Across the data below, how many lines have the word "accent" in them? Give the number and nothing else.

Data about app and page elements
____

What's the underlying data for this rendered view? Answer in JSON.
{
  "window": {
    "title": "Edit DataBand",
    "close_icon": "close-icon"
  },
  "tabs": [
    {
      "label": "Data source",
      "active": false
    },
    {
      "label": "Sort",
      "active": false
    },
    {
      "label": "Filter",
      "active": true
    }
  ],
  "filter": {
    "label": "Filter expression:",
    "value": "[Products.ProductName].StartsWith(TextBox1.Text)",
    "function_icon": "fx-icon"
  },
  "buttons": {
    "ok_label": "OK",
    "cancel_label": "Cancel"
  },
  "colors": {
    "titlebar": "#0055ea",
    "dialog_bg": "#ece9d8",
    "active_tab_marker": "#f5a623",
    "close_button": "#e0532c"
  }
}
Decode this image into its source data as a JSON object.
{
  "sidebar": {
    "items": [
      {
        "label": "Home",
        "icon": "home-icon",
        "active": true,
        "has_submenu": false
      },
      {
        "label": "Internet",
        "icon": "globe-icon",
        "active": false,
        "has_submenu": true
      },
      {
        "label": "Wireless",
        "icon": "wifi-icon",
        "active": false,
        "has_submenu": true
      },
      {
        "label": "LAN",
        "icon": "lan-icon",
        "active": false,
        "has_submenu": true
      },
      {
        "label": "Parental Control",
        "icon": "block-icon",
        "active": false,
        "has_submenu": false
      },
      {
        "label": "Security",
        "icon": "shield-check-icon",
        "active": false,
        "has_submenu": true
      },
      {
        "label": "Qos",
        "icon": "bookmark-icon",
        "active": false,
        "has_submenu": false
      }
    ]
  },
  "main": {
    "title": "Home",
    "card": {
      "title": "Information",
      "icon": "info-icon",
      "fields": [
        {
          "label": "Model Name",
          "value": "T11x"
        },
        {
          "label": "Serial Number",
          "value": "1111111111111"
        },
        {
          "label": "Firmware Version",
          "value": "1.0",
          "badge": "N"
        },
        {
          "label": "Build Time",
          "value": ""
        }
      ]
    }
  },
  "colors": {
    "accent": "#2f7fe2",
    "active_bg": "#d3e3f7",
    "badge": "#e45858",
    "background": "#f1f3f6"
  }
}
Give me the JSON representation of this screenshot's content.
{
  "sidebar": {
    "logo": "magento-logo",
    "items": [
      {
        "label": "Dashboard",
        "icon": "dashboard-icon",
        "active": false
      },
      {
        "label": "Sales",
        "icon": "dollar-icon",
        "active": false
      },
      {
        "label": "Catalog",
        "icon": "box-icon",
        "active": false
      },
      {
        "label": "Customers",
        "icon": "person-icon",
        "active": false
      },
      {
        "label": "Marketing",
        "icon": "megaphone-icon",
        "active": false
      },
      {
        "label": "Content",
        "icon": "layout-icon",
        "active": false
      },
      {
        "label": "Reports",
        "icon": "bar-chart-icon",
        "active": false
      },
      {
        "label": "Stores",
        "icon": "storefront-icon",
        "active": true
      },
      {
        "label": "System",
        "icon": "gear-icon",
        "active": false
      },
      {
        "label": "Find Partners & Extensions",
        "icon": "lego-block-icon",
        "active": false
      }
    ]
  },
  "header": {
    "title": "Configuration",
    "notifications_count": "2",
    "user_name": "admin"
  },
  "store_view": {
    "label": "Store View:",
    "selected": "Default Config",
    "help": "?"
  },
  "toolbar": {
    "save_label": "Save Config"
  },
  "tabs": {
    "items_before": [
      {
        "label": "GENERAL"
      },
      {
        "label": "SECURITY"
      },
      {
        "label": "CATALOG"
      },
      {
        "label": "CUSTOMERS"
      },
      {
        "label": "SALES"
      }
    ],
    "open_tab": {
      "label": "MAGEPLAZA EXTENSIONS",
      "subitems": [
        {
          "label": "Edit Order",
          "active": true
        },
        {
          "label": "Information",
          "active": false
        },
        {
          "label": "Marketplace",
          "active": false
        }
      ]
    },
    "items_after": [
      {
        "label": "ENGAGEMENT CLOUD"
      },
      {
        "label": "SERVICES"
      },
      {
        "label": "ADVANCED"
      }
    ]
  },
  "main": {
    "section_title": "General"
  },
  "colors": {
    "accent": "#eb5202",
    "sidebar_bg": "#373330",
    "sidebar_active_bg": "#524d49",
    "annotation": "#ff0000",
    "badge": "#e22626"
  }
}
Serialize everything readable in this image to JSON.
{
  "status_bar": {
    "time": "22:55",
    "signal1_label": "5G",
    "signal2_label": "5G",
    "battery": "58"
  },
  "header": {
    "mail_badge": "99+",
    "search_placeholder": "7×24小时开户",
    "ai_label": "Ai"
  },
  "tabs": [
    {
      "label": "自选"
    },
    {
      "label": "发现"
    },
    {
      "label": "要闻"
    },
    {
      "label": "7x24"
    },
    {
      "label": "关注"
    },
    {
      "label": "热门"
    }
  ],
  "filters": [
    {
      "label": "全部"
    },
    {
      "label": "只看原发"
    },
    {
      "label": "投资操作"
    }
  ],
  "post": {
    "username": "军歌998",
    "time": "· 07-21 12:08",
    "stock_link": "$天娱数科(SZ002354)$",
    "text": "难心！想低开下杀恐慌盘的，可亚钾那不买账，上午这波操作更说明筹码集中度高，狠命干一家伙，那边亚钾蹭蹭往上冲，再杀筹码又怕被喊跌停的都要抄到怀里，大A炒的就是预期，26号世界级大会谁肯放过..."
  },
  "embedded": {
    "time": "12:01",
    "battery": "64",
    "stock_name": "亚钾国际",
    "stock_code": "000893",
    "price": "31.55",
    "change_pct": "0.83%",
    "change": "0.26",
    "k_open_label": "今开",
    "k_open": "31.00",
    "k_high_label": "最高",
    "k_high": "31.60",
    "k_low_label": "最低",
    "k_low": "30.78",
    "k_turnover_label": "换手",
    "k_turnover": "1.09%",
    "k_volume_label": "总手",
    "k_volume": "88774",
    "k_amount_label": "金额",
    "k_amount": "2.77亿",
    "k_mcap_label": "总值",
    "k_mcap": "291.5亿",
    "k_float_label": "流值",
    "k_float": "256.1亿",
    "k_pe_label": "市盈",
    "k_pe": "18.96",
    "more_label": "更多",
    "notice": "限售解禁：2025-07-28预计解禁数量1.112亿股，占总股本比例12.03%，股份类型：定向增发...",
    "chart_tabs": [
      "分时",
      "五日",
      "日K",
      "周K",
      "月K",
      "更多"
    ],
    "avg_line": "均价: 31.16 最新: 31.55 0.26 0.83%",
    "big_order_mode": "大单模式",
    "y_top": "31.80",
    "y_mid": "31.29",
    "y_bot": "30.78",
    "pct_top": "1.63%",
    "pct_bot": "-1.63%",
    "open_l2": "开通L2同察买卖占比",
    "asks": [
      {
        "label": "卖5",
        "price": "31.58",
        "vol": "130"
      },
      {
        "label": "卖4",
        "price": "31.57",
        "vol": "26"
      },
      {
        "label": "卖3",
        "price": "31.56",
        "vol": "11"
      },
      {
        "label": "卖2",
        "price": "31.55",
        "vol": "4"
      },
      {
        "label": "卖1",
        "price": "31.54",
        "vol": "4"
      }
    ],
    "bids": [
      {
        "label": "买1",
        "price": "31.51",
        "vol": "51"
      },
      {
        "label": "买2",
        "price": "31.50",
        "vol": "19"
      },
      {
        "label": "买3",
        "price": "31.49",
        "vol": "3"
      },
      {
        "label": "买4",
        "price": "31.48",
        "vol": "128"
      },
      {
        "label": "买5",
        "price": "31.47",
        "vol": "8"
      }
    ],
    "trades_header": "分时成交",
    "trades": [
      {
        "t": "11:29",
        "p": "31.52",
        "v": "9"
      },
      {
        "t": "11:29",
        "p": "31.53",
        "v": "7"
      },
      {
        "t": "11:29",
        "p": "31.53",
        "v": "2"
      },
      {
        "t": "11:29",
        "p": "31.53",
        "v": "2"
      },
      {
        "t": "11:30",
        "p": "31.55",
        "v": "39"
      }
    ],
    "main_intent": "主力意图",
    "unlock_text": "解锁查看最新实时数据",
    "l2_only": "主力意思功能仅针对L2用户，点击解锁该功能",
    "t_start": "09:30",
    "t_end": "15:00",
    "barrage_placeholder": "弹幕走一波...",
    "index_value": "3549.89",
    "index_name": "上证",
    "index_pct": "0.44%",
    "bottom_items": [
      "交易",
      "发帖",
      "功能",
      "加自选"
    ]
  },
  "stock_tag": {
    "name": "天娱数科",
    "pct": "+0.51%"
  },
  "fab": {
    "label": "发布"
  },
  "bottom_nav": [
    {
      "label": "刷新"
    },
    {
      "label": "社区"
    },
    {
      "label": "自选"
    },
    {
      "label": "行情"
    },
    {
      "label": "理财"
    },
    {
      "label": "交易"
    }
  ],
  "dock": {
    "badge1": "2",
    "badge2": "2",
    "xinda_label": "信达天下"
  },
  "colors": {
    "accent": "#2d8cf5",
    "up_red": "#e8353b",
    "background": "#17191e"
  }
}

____

> [Solution to this exercise] 3